Jeremy Begbie Interview

At a recent lecture in Edinburgh Jeremy Begbie spoke about ‘Thinking in Sound’ and challenged our ‘visual’ ways of thinking about faith. Phill Mellstrom managed to speak to him briefly about his musical influences and how his own faith has been impacted by music.

PM:
So I suppose a good place to start would be explaining in your own words who you are and what you do. Just to give people a flavour of that.
JB:
Well, I’m a teacher at heart. I teach theology at Duke University and in Cambridge, which means I see myself as someone who is exploring and passing on good news.

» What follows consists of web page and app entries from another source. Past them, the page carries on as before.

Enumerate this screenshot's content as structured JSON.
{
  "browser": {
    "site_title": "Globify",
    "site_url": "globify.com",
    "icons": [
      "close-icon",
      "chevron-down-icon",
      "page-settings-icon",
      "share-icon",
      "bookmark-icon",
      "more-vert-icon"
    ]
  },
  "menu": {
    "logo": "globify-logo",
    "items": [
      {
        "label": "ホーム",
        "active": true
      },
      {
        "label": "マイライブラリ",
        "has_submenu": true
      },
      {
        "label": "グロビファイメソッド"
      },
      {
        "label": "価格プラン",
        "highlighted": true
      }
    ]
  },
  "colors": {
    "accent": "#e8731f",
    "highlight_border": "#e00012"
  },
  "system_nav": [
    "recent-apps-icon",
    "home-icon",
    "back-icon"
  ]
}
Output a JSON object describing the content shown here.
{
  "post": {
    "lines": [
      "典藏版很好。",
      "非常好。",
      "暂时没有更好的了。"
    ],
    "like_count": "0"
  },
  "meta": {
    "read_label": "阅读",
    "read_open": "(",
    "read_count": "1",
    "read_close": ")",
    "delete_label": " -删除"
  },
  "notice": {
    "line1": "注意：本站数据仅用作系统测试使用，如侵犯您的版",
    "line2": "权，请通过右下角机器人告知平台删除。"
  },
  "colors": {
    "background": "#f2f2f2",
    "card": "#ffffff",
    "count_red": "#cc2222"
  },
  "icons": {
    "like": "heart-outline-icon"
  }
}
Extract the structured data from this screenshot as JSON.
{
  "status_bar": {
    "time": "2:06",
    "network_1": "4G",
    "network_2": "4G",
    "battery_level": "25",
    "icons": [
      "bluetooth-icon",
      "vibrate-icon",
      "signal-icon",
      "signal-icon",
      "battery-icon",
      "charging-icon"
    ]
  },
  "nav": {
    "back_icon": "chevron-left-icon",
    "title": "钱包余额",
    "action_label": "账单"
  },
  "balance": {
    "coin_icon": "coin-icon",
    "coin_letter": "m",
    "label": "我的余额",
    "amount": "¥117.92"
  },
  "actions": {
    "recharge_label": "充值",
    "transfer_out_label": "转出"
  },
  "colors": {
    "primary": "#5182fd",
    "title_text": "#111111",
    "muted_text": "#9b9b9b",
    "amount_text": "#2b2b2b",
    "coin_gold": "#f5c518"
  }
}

Although I’m basically a systematic theologian, I’m fascinated in the links between theology and the arts – music in particular – and in what theology and the arts have to say to each other.
PM:
Tonight you have been talking about how we think and perceive things, and how sound, specifically music, influences that dynamic. It would be nice to hear a bit about your influences - perhaps starting with some background about who inspires you. (So maybe favourite artist, favourite albums or something that just makes you tick musically.)
JB:
I’m pretty wide-ranging in my musical tastes. I’m classically trained so that’s where my heart is, I suppose. But I’m interested in most kinds of music. In popular music, I try to find out about singers and bands who I believe are breaking new ground, doing something a little bit out of the ordinary. I still admire what U2 have done and are doing. I think Sufjan Stevens is a songwriter worth taking very seriously.
JB:
Sigur Rós, the Icelandic band, are doing some fascinating things as well. What makes them really intriguing is that they are using classical instruments as well as the standard instruments of a band. They are hunting for new sounds. In terms of singers I love Michael Bublé’s voice, and Jamie Cullum is always entertaining.
JB:
I think James MacMillan the Scottish composer is probably the finest Christian composer alive - not just because of the music he writes, but because of the seriousness with which he reads scripture and knows the theological tradition. I’ve been privileged to get to know him well and work with him on a number of projects. Most important, he presents a vision of the gospel that doesn’t evade the cross. Sentimentalism or sentimentality is one of the biggest dangers facing the church at present, not least in its worship. And at the root of Christian sentimentality is the desire to make a premature grasp for Easter Sunday.
JB:
I admire John Bell as well, not least because he gets people singing without instruments, finding their voice again.
PM:
We have heard a little bit about MacMillan and Bell and people like that who are inspiring you now, but can we hear about early musical influences?
JB:
I had a wonderful piano teacher in Edinburgh in the 1970s: Colin Kingsley. The composer Kenneth Leighton, who was a Professor at the music department then, also had a big impact on me. As it happened they were both Christians: Colin, a Roman Catholic and Kenneth Leighton an Anglican. Something that particularly impressed me about Colin was that he combined an exceptionally keen intellect with a phenomenal technical ability, and he also possessed great warmth. He was a highly integrated human being, and that stuck with me.
JB:
The person who has influenced me more than anybody else as a teacher was not a Christian at all: the American composer and conductor Leonard Bernstein. Bernstein was an incredible communicator. When he taught, he took you on a journey of learning: he discovered things with you, and thus taught you how to learn. And he did it in a way that wholly captured my imagination. He often used the piano, and his words were carefully carved with grace and humour. He is the finest educator I have ever witnessed.
PM:
How has music played a part in your faith?
JB:
I came to faith at about age 19. I was already a musician and it was in worship that I first began to see how music and faith might have something to do with each other. But in those days there wasn’t much writing on theology and music, and very little on theology and the arts more generally. I had to do a lot of it myself.
PM:
So was it a very intuitive kind of journey?
JB:
Yes, that’s right. I knew that music and faith belonged together but I didn’t really know quite why or how: and that’s one of the things I’ve been exploring ever since. What is it about music that makes it so well suited to being a vehicle of Christian faith? Why is it used in churches? Why do people sing? Why do Christians assume they need music in worship? I believe that music has certain features, ways of working, that make it especially apt as a medium of Christian truth..